On November 22nd 2018, I put up a new BBS once again, it was Bucko's Den running Image BBS v1.2b at 19.2k inside WinVice and running at 20mhz. It was REALLY fast! Both Bucko's Den and Wrong Number V were running inside WinVice on 1 PC. Around April of 2019 I moved The Wrong Number V BBS to my new hardware addition The Ultimate 64 FPGA computer, I added a uIEC/SD and a Turbo232 "modem" to it and moved it off emulation and put it on real hardware. A side deal I had was programming a new version of Image BBS v3.0 it was going to be called, that was running in WinVice along with the other 2 Image boards at one point. After the Wrong Number V was put on the U64, I put The Wrong Number IV which the Image 3.0 was named on a Hyper Drive and a real C64c.

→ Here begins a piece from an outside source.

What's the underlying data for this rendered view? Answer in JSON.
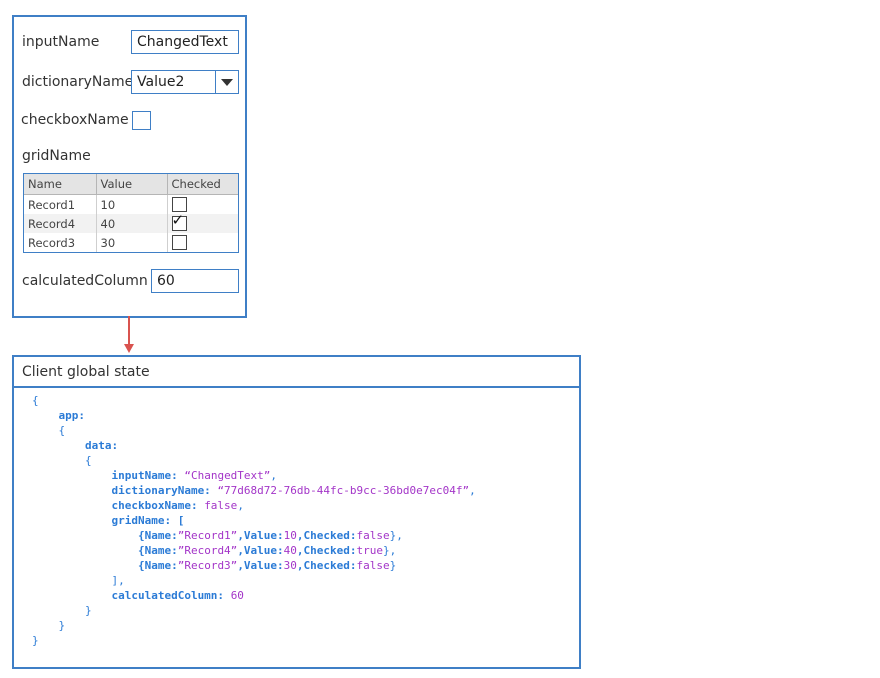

Update: 07/04/2020
On July 1st, 2020 Bucko's Den II came to life running Enigma .5 BBS on a Linux Ubuntu Based Virtual machine. It is a BBS program currently being written and being updated frequently. It is my first Linux based BBS and it runs really nicely.

Update: 01/29/2021
Over the past 6 months since this file was updated. A lot has changed in the Wrong Number Family World.. Bucko's Den Image 2.0 was taken down due to lack of use, and Wrong Number V Image 1.2b which was a dupe of my original Wrong Number ][ BBS was taken down. The reason this one was taken down was not for lack of use, but when you run the amount of BBS' I run some of the boards get left behind the rest and don't get the TLC they deserve. So it was taken down so I could concentrate on the other boards I run. Namely Wrong Number IV (Image 3.0) That BBS is going through a metamorphosis as of the time of this writing.In the coming months, I intend to expand the Door Server to other BBS' while also updating and adding in more PFiles to the Image BBS.
That is where we stand today. 4 BBS' all part of one family, and now a website!

Update: 05/29/2024
As you can see nothing has been updated on this page in over 3 years. Well today it is revamped. As for this date, there are 4 BBS' running, Wrong Number ][, ]I[, IV, and ][ Retro 1993 plus two hubs for the NISSA Network. We still have the Door Server, but have taken down the File Server at least temporarily. This website has been completely revamped.

That's all folks!!
In Memoriam:
Fred Dart
Don Gladden
John Moore
The 3 guys who made Image what it was and what it still is today.

© 2024 Wrong Number BBS - Al DeRosa (Bucko)